* **INPUT DATA**

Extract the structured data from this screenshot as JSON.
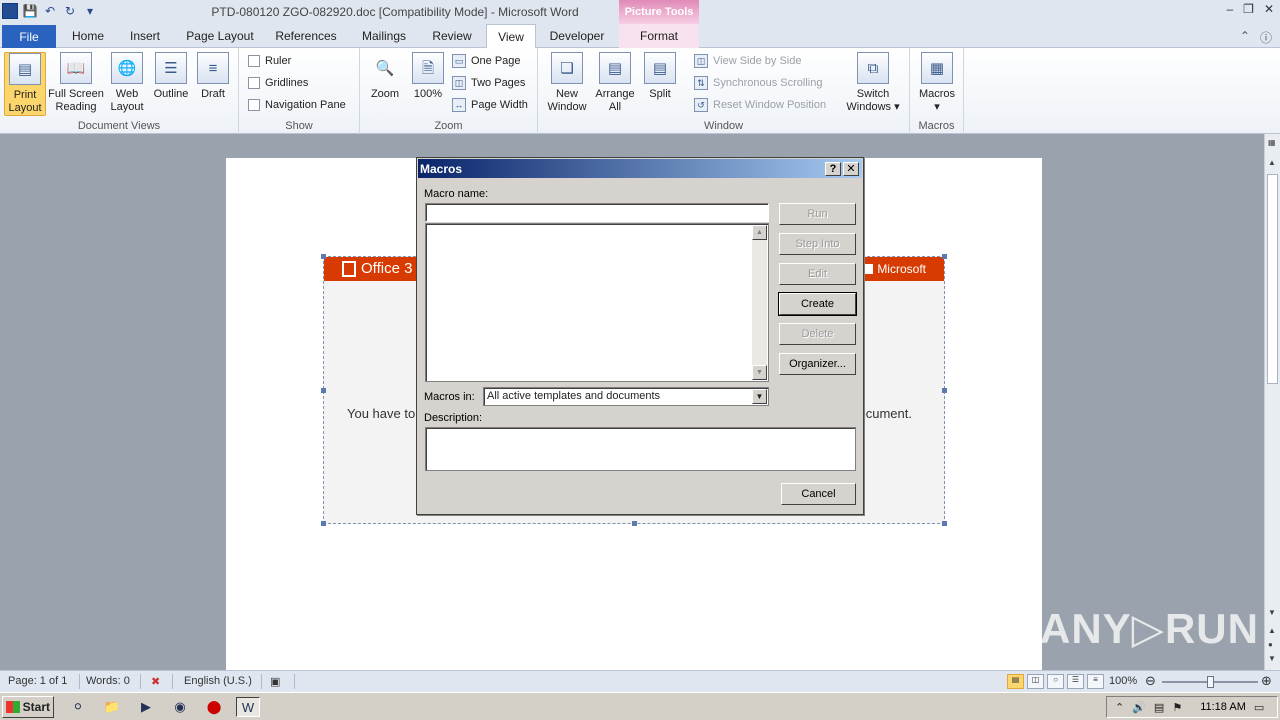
{
  "window": {
    "title": "PTD-080120 ZGO-082920.doc [Compatibility Mode]  -  Microsoft Word",
    "context_tab": "Picture Tools",
    "controls": [
      "–",
      "❐",
      "✕"
    ]
  },
  "tabs": [
    "File",
    "Home",
    "Insert",
    "Page Layout",
    "References",
    "Mailings",
    "Review",
    "View",
    "Developer",
    "Format"
  ],
  "ribbon": {
    "document_views": {
      "label": "Document Views",
      "buttons": [
        "Print\nLayout",
        "Full Screen\nReading",
        "Web\nLayout",
        "Outline",
        "Draft"
      ]
    },
    "show": {
      "label": "Show",
      "items": [
        "Ruler",
        "Gridlines",
        "Navigation Pane"
      ]
    },
    "zoom": {
      "label": "Zoom",
      "zoom_btn": "Zoom",
      "hundred_btn": "100%",
      "items": [
        "One Page",
        "Two Pages",
        "Page Width"
      ]
    },
    "window": {
      "label": "Window",
      "new_window": "New\nWindow",
      "arrange_all": "Arrange\nAll",
      "split": "Split",
      "items": [
        "View Side by Side",
        "Synchronous Scrolling",
        "Reset Window Position"
      ],
      "switch_windows": "Switch\nWindows ▾"
    },
    "macros": {
      "label": "Macros",
      "button": "Macros\n▾"
    }
  },
  "document": {
    "banner_left": "Office 3",
    "banner_right": "Microsoft",
    "text_left": "You have to",
    "text_right": "ocument."
  },
  "dialog": {
    "title": "Macros",
    "help": "?",
    "close": "✕",
    "macro_name_label": "Macro name:",
    "macro_name_value": "",
    "macros_in_label": "Macros in:",
    "macros_in_value": "All active templates and documents",
    "description_label": "Description:",
    "buttons": {
      "run": "Run",
      "step_into": "Step Into",
      "edit": "Edit",
      "create": "Create",
      "delete": "Delete",
      "organizer": "Organizer...",
      "cancel": "Cancel"
    }
  },
  "statusbar": {
    "page": "Page: 1 of 1",
    "words": "Words: 0",
    "language": "English (U.S.)",
    "zoom": "100%"
  },
  "taskbar": {
    "start": "Start",
    "clock": "11:18 AM"
  },
  "watermark": "ANY▷RUN"
}
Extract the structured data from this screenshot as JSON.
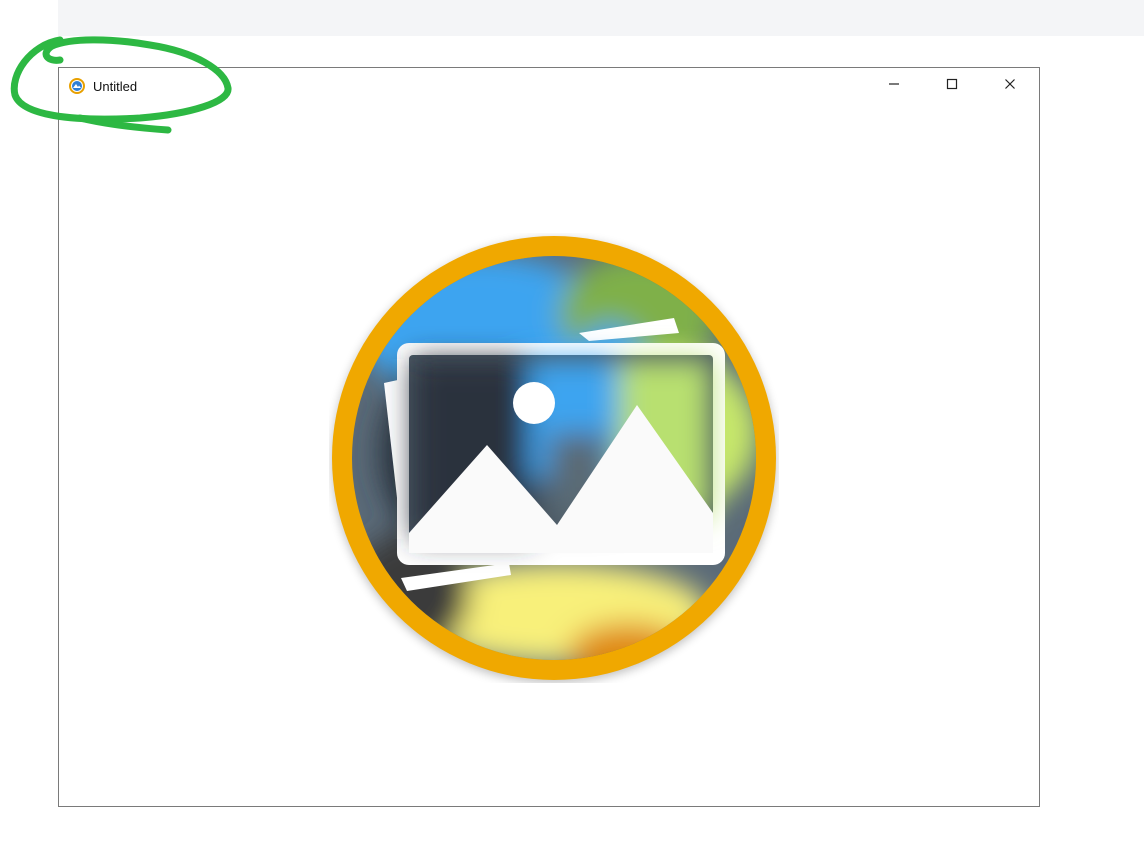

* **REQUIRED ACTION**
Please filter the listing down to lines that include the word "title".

* **SOLVED EXERCISE**
    "title": "PTD-080120 ZGO-082920.doc [Compatibility Mode]  -  Microsoft Word",
    "title": "Macros",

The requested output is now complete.